1. Financial risk
Without a doubt, to embark on entrepreneurship is to put your personal finances at risk. First off, most businesses require some seed financing at the start. Unless one is extremely lucky, where else would this come from if not from the entrepreneur themselves? There can never be any certainty to recovering this capital. Still, this is not the scariest part. Many entrepreneurs enter into business already prepared to lose their seed capital.
What many entrepreneurs eventually find most worrisome is the uncertainty of income. Since costs are generally fixed, for every month that income does not cover obligations, the runway for a business to take off shortens. Many entrepreneurs can recount stories of foregoing or delaying salaries just to try to extend a fast shortening runway. It is the inability to foresee and plan around future income streams that causes loss of sleep for even the toughest of entrepreneurs.

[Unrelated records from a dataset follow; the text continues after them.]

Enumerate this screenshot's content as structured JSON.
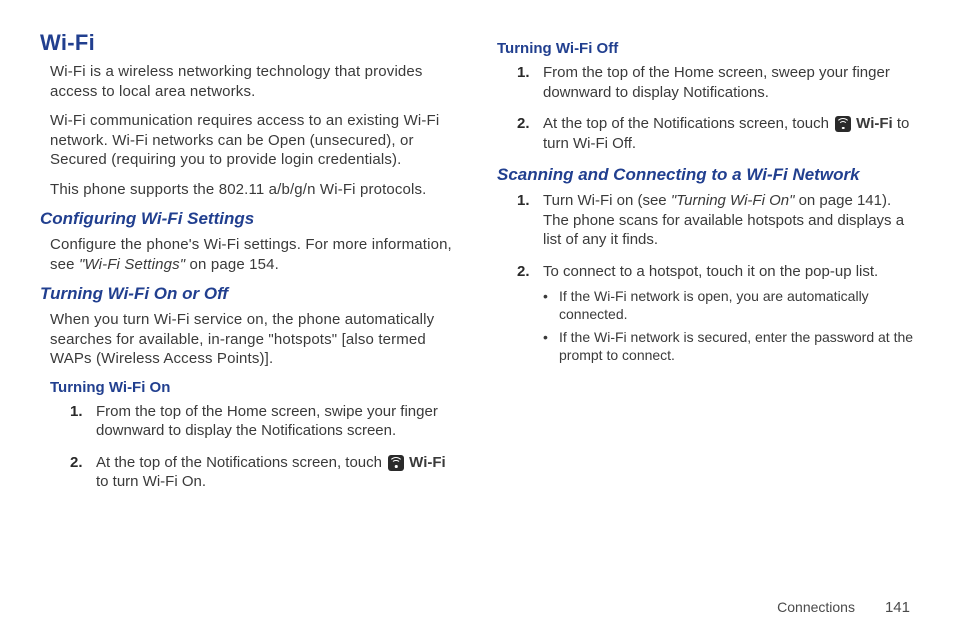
{
  "left": {
    "h1": "Wi-Fi",
    "p1": "Wi-Fi is a wireless networking technology that provides access to local area networks.",
    "p2": "Wi-Fi communication requires access to an existing Wi-Fi network. Wi-Fi networks can be Open (unsecured), or Secured (requiring you to provide login credentials).",
    "p3": "This phone supports the 802.11 a/b/g/n Wi-Fi protocols.",
    "conf_h2": "Configuring Wi-Fi Settings",
    "conf_p_pre": "Configure the phone's Wi-Fi settings. For more information, see ",
    "conf_p_ref": "\"Wi-Fi Settings\"",
    "conf_p_post": " on page 154.",
    "onoff_h2": "Turning Wi-Fi On or Off",
    "onoff_p": "When you turn Wi-Fi service on, the phone automatically searches for available, in-range \"hotspots\" [also termed WAPs (Wireless Access Points)].",
    "on_h3": "Turning Wi-Fi On",
    "on_step1_num": "1.",
    "on_step1": "From the top of the Home screen, swipe your finger downward to display the Notifications screen.",
    "on_step2_num": "2.",
    "on_step2_pre": "At the top of the Notifications screen, touch ",
    "on_step2_label": "Wi-Fi",
    "on_step2_post": " to turn Wi-Fi On."
  },
  "right": {
    "off_h3": "Turning Wi-Fi Off",
    "off_step1_num": "1.",
    "off_step1": "From the top of the Home screen, sweep your finger downward to display Notifications.",
    "off_step2_num": "2.",
    "off_step2_pre": "At the top of the Notifications screen, touch ",
    "off_step2_label": "Wi-Fi",
    "off_step2_post": " to turn Wi-Fi Off.",
    "scan_h2": "Scanning and Connecting to a Wi-Fi Network",
    "scan_step1_num": "1.",
    "scan_step1_pre": "Turn Wi-Fi on (see ",
    "scan_step1_ref": "\"Turning Wi-Fi On\"",
    "scan_step1_post": " on page 141). The phone scans for available hotspots and displays a list of any it finds.",
    "scan_step2_num": "2.",
    "scan_step2": "To connect to a hotspot, touch it on the pop-up list.",
    "scan_b1": "If the Wi-Fi network is open, you are automatically connected.",
    "scan_b2": "If the Wi-Fi network is secured, enter the password at the prompt to connect."
  },
  "footer": {
    "section": "Connections",
    "page": "141"
  }
}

And then there’s leverage. Whether to seed the business or to extend the runway, some entrepreneurs put all of their personal finances on the line by refinancing their homes or turn to personal loans and microcredit for help. This has caused the ruin of many failed entrepreneurs.
2. Dealing with partners

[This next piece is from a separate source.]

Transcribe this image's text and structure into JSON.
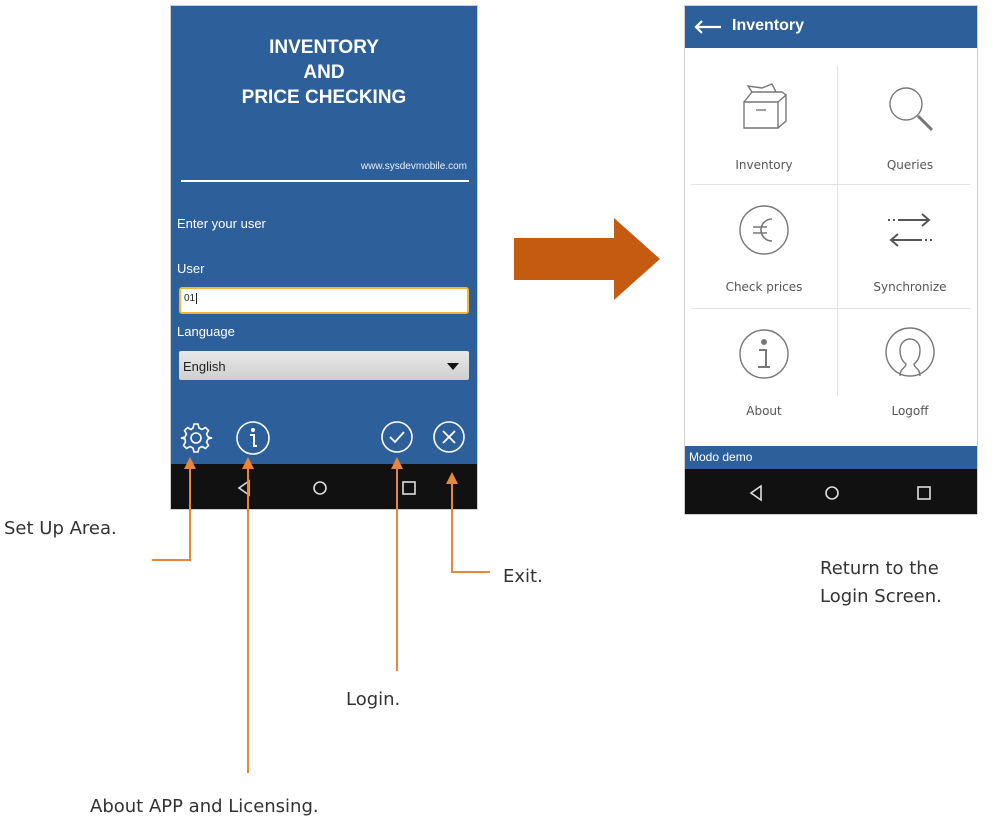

There is a saying “Nothing great was ever achieved alone”. Many entrepreneurs enter into business with partners to share the vast array of responsibilities and jointly reap the rewards.
However, while partners can be of great help, getting complementary partners is really somewhat a thing of luck and experience. It is not uncommon for entrepreneurs to describe their partners as being deadweight, or even worse, a complete nightmare. In fact, some entrepreneurs have been sued simply because of the misconduct of their partners!
But unfortunately, partners are not as easily removed or replaced as employees. While arrangements may vary from case to case, partners usually have ownership and a say in how business is being run. Many times, the only way to get rid of a bad partner is to do a share buyback, or even to walk away yourself! Think of what happened between Mark Zuckerberg and Eduardo Saverin at Facebook.
3. Commitment and lifestyle strain
Venturing into your own business requires absolute commitment and a whole lot of sacrifice. Those seeking work life balance would do well to think twice. It is not conducive to family life, and you should expect to lose most of your free time. Still, many first time entrepreneurs say they are prepared for the commitment of time and the amount of hard work involved.
What surprises them however, is the tremendous amounts of stress that they experience. Despite the best efforts to manage it, the stress still finds a way to encroach upon and erode quality of life. One problem common among entrepreneurs is how difficult it is to switch off even when not working. For some, sleep becomes difficult and nights become long. Being unrested for extended periods only adds to the difficulty of the whole experience.
4. Ruined relationships
Many experienced entrepreneurs warn against working with close friends and relatives in any capacity. But it is not uncommon to rope in friends and family to help out at the start. And since starting a business can be a very stressful experience, it can put a lot of strain on relationships. It comes as no surprise that many relationships have been ruined in the process.
5. It gets lonely and can feel hollow
The challenges and stresses that entrepreneurs face are in many ways unique. Most people never get to experience this amount of stress in their lifetime. As such, many experienced entrepreneurs attest to the difficulty of finding someone to relate to.
This becomes especially pronounced when the business is going through a particularly difficult patch. Like any human being, entrepreneurs too may want to share freely with others in such times. But many feel trapped and unable to do so. The overarching concern is having to show unwavering strength so as not to jeopardize team morale or confidence in the business. For this reason, many entrepreneurs have described feeling conflicted and hollow.
6. Risk to Reputation
One of the biggest unspoken fears of any entrepreneur is that of failure. While there have been efforts on some parts to dispel the stigma associated with failure, it is undeniable that reputations can still be ruined from broken promises, unfulfilled contracts and disappointed investors. And apart from financial ruin, the risk to reputations is what many entrepreneurs find most difficult to live down.
If you are aspiring to be an entrepreneur, take courage. While it is important to know the travails that may lie ahead, despite the challenges, entrepreneurship can ultimately be a very rewarding experience.
And to all the entrepreneurs out there, good luck and keep fighting the good fight!